Eleanora Galasso’s Little Black Book of Rome

8th June 2016

Cook, writer and teacher Eleanora Galasso moved to Rome from Puglia when she was one year old and quickly developed a passion for food that would eventually lead her to study cooking at the city's Ateneo Italiano della Cucina. From 2012, when she was working as a journalist, she started to host cooking classes in venues across Rome which in turn led to her blog and addictive Instagram account that artfully mixes food and la dolce vita and which now has a loyal following of 45K. Her first book As The Romans Do has just been published by Octopus. Here she shares some of her favourite places to eat and drink in her home town.

The aroma of a strong coffee will wake me up. Most Italians rarely consider breakfast a meal; they simply make a quick stop at a café on their way to work, where they drink their coffee standing up, al bar. It’d be hard to imagine Italy without coffee.
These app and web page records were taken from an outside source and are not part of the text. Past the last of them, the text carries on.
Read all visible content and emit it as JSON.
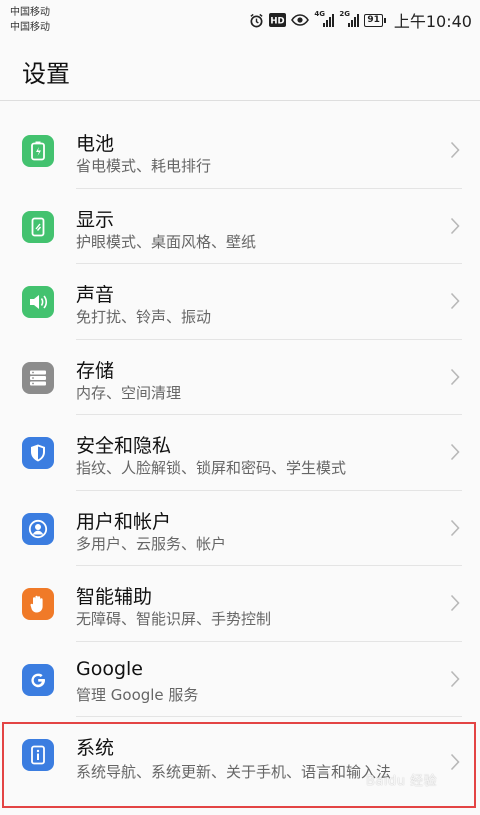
{
  "status_bar": {
    "carrier_1": "中国移动",
    "carrier_2": "中国移动",
    "net_1": "4G",
    "net_2": "2G",
    "hd": "HD",
    "battery": "91",
    "time": "上午10:40",
    "icons": [
      "alarm-icon",
      "hd-icon",
      "eye-icon",
      "signal-4g-icon",
      "signal-2g-icon",
      "battery-icon"
    ]
  },
  "page": {
    "title": "设置"
  },
  "items": [
    {
      "key": "battery",
      "title": "电池",
      "subtitle": "省电模式、耗电排行",
      "icon": "battery-icon",
      "color": "#43c26f"
    },
    {
      "key": "display",
      "title": "显示",
      "subtitle": "护眼模式、桌面风格、壁纸",
      "icon": "display-icon",
      "color": "#43c26f"
    },
    {
      "key": "sound",
      "title": "声音",
      "subtitle": "免打扰、铃声、振动",
      "icon": "speaker-icon",
      "color": "#43c26f"
    },
    {
      "key": "storage",
      "title": "存储",
      "subtitle": "内存、空间清理",
      "icon": "storage-icon",
      "color": "#8c8c8c"
    },
    {
      "key": "security",
      "title": "安全和隐私",
      "subtitle": "指纹、人脸解锁、锁屏和密码、学生模式",
      "icon": "shield-icon",
      "color": "#3b7de0"
    },
    {
      "key": "accounts",
      "title": "用户和帐户",
      "subtitle": "多用户、云服务、帐户",
      "icon": "user-icon",
      "color": "#3b7de0"
    },
    {
      "key": "assist",
      "title": "智能辅助",
      "subtitle": "无障碍、智能识屏、手势控制",
      "icon": "hand-icon",
      "color": "#f07a28"
    },
    {
      "key": "google",
      "title": "Google",
      "subtitle": "管理 Google 服务",
      "icon": "google-icon",
      "color": "#3b7de0"
    },
    {
      "key": "system",
      "title": "系统",
      "subtitle": "系统导航、系统更新、关于手机、语言和输入法",
      "icon": "info-icon",
      "color": "#3b7de0"
    }
  ],
  "watermark": "Baidu 经验"
}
In fact, you could say caffè is the national breakfast. My all time favorite venue to indulge my breakfast ritual is Bar Pica (Via della Seggiola, 12), a tiny little place tucked into a little alley beside the hustle and bustle of Largo Argentina. They might not speak a word of English, but their crunchy and blissful rice gelato more than makes up for it.

The fragrance of thin, oily pizza bianca will guide me through the morning. The oldest bakery in town, Forno Campo de’ Fiori ( Vicolo del Gallo, 14) displays its fragrant products that are ravenously grabbed by screaming children and impatient nuns at the school break – our own kind of elevenses.

When it comes to matters of the stomach, there’s no such thing as respecting the queue. On any weekday, if you go to Roscioli (Via dei Giubbonari, 21/22) a deli, restaurant and bakery, you will see hungry men and women, young and old, builders and bankers, pushing in front of each other with no apologies: it’s lunchtime warfare. The staff make succulent panini from scratch for customers coming in for a quick lunch between midday and 3pm (yes, that’s the length of a typical lunch break in Italy).

An indescribable mix of burnt wood and tomato sauce will remind me that it’s time for a #foodhappiness break. I like to tuck my napkin in my shirt at Fiaschetteria Beltramme (Via della Croce, 39), a family run restaurant. At its entrance there’s a plaque telling visitors that the restaurant is protected as a place of artistic and historical interest by decree of the Ministry for Culture. Your eyes will be magnetized as a line of nineteenth century fiaschi – traditional wicker-inlaid wine jars – make their appearance on the front scene.

You don’t need a watch in a city where time is marked by the smells drifting from kitchens and the ringing of church bells. When exploring the Roman way of life, keep your eyes, nose and ears wide open. I love to enjoy my aperitivo time at Bar del Fico (Piazza del Fico) or, if it’s chilly and I’m having friends over indoors, I love to make my lemons filled with tuna cream or my mozzarella in a carriage. We would start drinking and nibbling at about 6 pm, informally preparing dishes for one another in a participatory way, hence you always know when the aperitivo starts but rarely do you know when it ends. For a romantic dinner, I like to stroll around the Via Borgognona and dine at Nino, one of the most established trattorias in town.